The founders of FLARE Code are flying from Athens to Texas Friday, with a small team of employees, to test their product at arguably the biggest interactive tech show in the country, South by Southwest (SXSW).
“We’re looking at it as a big national debut,” said Niklos Salontay, co-founder of FLARE Code. “We really want to get people talking about FLARE Code, get people using FLARE Code, not just at SXSW, but hopefully will create some chatter there that will have a ripple effect throughout the nation.”
SXSW is a popular conference in Austin, Texas that has served as a launch event for bands, films and interactive technologists across the nation. Twitter was the success story of 2007. FourSquare was the big story in 2009. The interactive part of the fest takes place March 9-13.
“It’s definitely the festival that people look to for tech trends throughout the year,” said Salontay. “I think the biggest challenge for us will be to try and break through all that chatter, because we have a ton of stuff planned, but so does everyone else.”
The Athens-based startup must stand out in the wake of trends such as Social Discovery. Social Discovery applications like Highlight and Sonar are getting a lot of press attention from popular news providers and tech blogs.
FLARE Code, on the other hand, is software that with a simple QR code scanning app consolidates an organization’s, individual’s, or object’s entire online presence into one mobile space.
Owners Ian Bowman-Henderson and Niklos Salontay have a strategy. Their goal is to connect with influential tech bloggers to create buzz, and plaster the city with FLARE Codes.
“We have 5000 maps of downtown Austin with selected companies and hotspots around town, each one paired with a FLARE Code of their own,” said Salontay.

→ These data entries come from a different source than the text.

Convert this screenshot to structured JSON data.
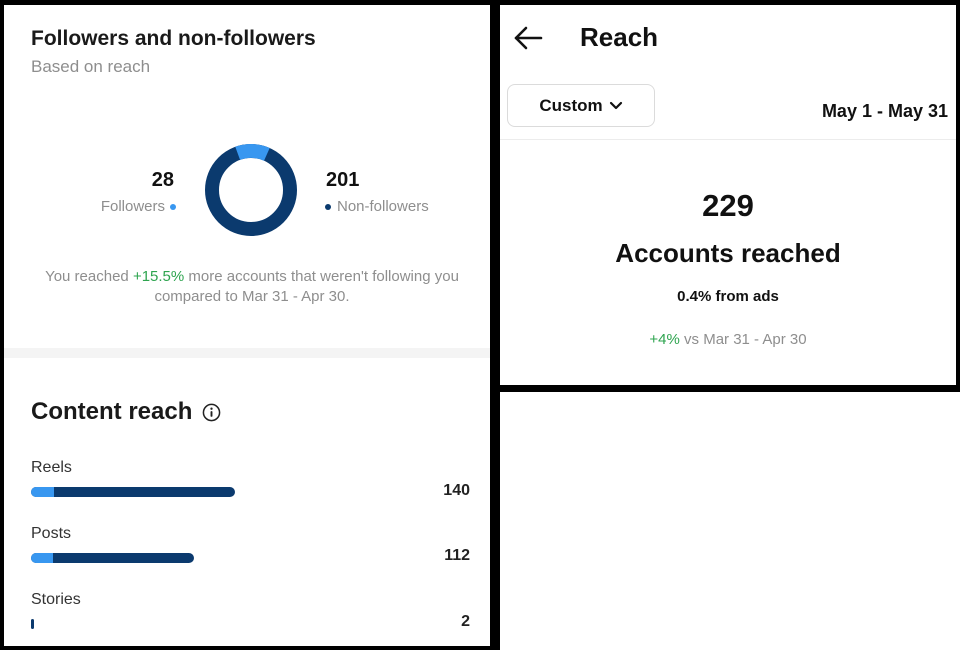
{
  "followers_card": {
    "title": "Followers and non-followers",
    "subtitle": "Based on reach",
    "followers_count": "28",
    "followers_label": "Followers",
    "non_followers_count": "201",
    "non_followers_label": "Non-followers",
    "followers_share": 0.122,
    "note_prefix": "You reached ",
    "note_change": "+15.5%",
    "note_suffix": " more accounts that weren't following you compared to Mar 31 - Apr 30."
  },
  "content_reach": {
    "title": "Content reach",
    "info_icon": "info-icon",
    "max_value": 140,
    "rows": [
      {
        "label": "Reels",
        "value": "140",
        "total": 140,
        "followers_part": 16
      },
      {
        "label": "Posts",
        "value": "112",
        "total": 112,
        "followers_part": 15
      },
      {
        "label": "Stories",
        "value": "2",
        "total": 2,
        "followers_part": 0
      }
    ]
  },
  "reach": {
    "title": "Reach",
    "back_icon": "back-arrow-icon",
    "range_button": "Custom",
    "range_icon": "chevron-down-icon",
    "date_range": "May 1 - May 31",
    "accounts_reached_value": "229",
    "accounts_reached_label": "Accounts reached",
    "from_ads": "0.4% from ads",
    "change": "+4%",
    "change_suffix": " vs Mar 31 - Apr 30"
  },
  "colors": {
    "followers": "#3897f0",
    "non_followers": "#0b3a6e",
    "positive": "#2ea44f",
    "muted": "#8e8e8e"
  }
}
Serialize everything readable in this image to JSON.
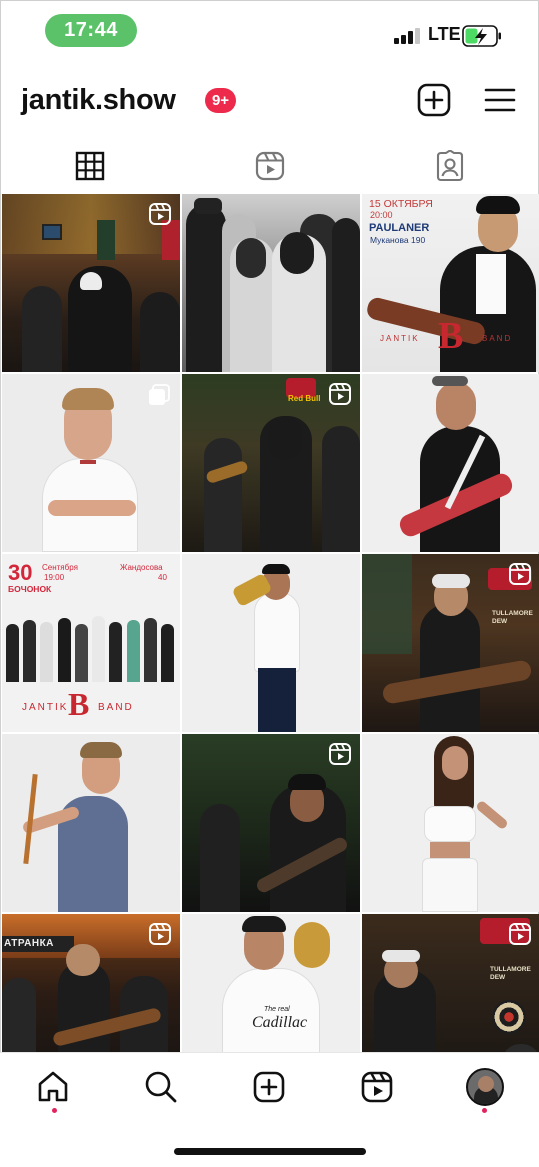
{
  "status_bar": {
    "time": "17:44",
    "network": "LTE",
    "signal_icon": "signal-bars-icon",
    "battery_icon": "battery-charging-icon",
    "time_pill_color": "#5cc26a"
  },
  "header": {
    "username": "jantik.show",
    "notification_badge": "9+",
    "badge_color": "#ed2a4c",
    "new_post_icon": "plus-square-icon",
    "menu_icon": "hamburger-menu-icon"
  },
  "tabs": [
    {
      "name": "posts",
      "icon": "grid-icon",
      "active": true
    },
    {
      "name": "reels",
      "icon": "reels-icon",
      "active": false
    },
    {
      "name": "tagged",
      "icon": "tagged-person-icon",
      "active": false
    }
  ],
  "posts": {
    "poster_paulaner": {
      "date": "15 ОКТЯБРЯ",
      "time": "20:00",
      "venue": "PAULANER",
      "address": "Муканова 190",
      "band": "JANTIK",
      "band_letter": "B",
      "band_suffix": "BAND"
    },
    "poster_bochonok": {
      "day": "30",
      "month": "Сентября",
      "time": "19:00",
      "venue": "БОЧОНОК",
      "address_street": "Жандосова",
      "address_number": "40",
      "band": "JANTIK",
      "band_letter": "B",
      "band_suffix": "BAND"
    },
    "bar_sign_text": "Red Bull",
    "tullamore_text": "TULLAMORE DEW",
    "cadillac_text": "Cadillac",
    "cadillac_sub": "The real",
    "patranka_text": "АТРАНКА"
  },
  "bottom_nav": {
    "items": [
      "home-icon",
      "search-icon",
      "create-icon",
      "reels-icon",
      "profile-avatar"
    ]
  },
  "accent_colors": {
    "red": "#e0245e",
    "poster_red": "#d3263a"
  }
}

The FLARE Code team took the time to create codes for many SXSW participants, linking each company’s social platforms and websites to one FLARE Code. For a more casual effect, 500 beach balls with printed FLARE Codes will bounce around the city at various events and parties.
“The idea is to gain a lot of free traffic to teach people the very basics of how it can be used,” said Bowman-Henderson. “And then we want to engage them so that we keep their attention as we introduce new products in the coming months.”